(Dataset items)

----------------

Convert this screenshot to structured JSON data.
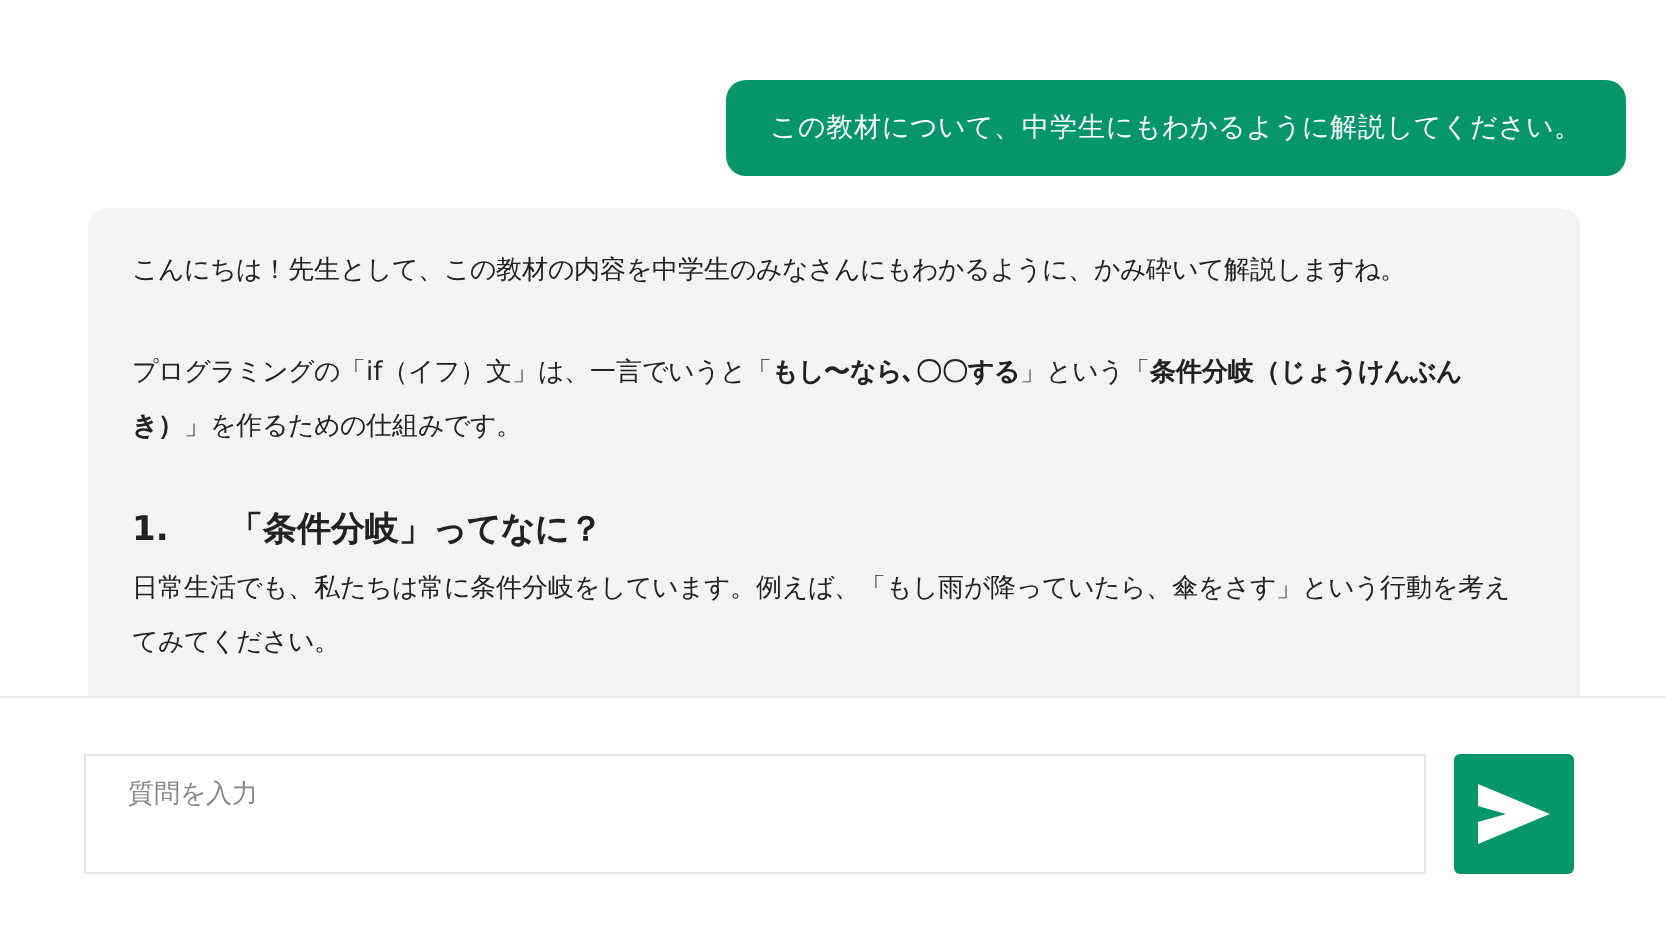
{
  "messages": [
    {
      "kind": "user",
      "text": "この教材について、中学生にもわかるように解説してください。"
    },
    {
      "kind": "assistant",
      "blocks": [
        {
          "kind": "paragraph",
          "text": "こんにちは！先生として、この教材の内容を中学生のみなさんにもわかるように、かみ砕いて解説しますね。"
        },
        {
          "kind": "paragraph",
          "text": "プログラミングの「if（イフ）文」は、一言でいうと「**もし〜なら､〇〇する**」という「**条件分岐（じょうけんぶんき）**」を作るための仕組みです。"
        },
        {
          "kind": "heading",
          "number": "1.",
          "text": "「条件分岐」ってなに？"
        },
        {
          "kind": "paragraph",
          "text": "日常生活でも、私たちは常に条件分岐をしています。例えば、「もし雨が降っていたら、傘をさす」という行動を考えてみてください。"
        }
      ]
    }
  ],
  "composer": {
    "placeholder": "質問を入力"
  }
}
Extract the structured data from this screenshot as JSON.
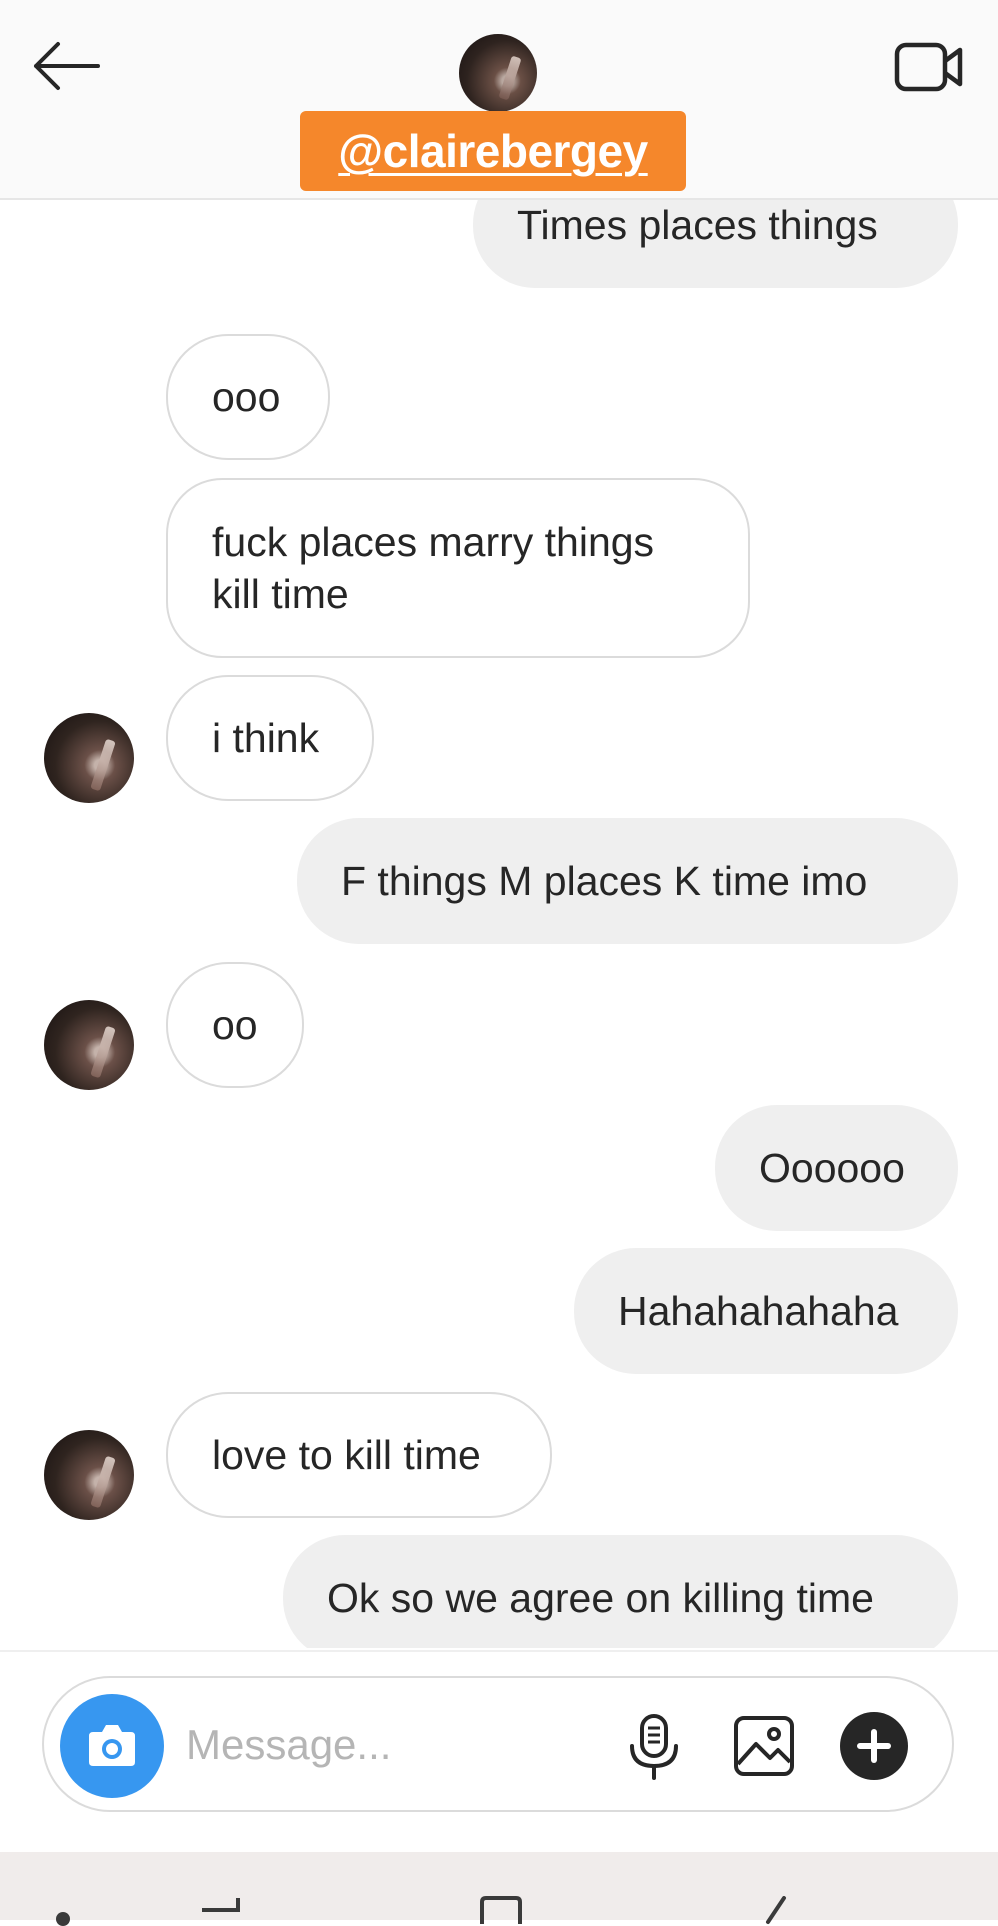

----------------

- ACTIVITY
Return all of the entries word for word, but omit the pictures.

- YOUR RESPONSE
Convert this screenshot to structured JSON data.
{
  "messages": [
    {
      "kind": "user",
      "text": "この教材について、中学生にもわかるように解説してください。"
    },
    {
      "kind": "assistant",
      "blocks": [
        {
          "kind": "paragraph",
          "text": "こんにちは！先生として、この教材の内容を中学生のみなさんにもわかるように、かみ砕いて解説しますね。"
        },
        {
          "kind": "paragraph",
          "text": "プログラミングの「if（イフ）文」は、一言でいうと「**もし〜なら､〇〇する**」という「**条件分岐（じょうけんぶんき）**」を作るための仕組みです。"
        },
        {
          "kind": "heading",
          "number": "1.",
          "text": "「条件分岐」ってなに？"
        },
        {
          "kind": "paragraph",
          "text": "日常生活でも、私たちは常に条件分岐をしています。例えば、「もし雨が降っていたら、傘をさす」という行動を考えてみてください。"
        }
      ]
    }
  ],
  "composer": {
    "placeholder": "質問を入力"
  }
}
Extract the structured data from this screenshot as JSON.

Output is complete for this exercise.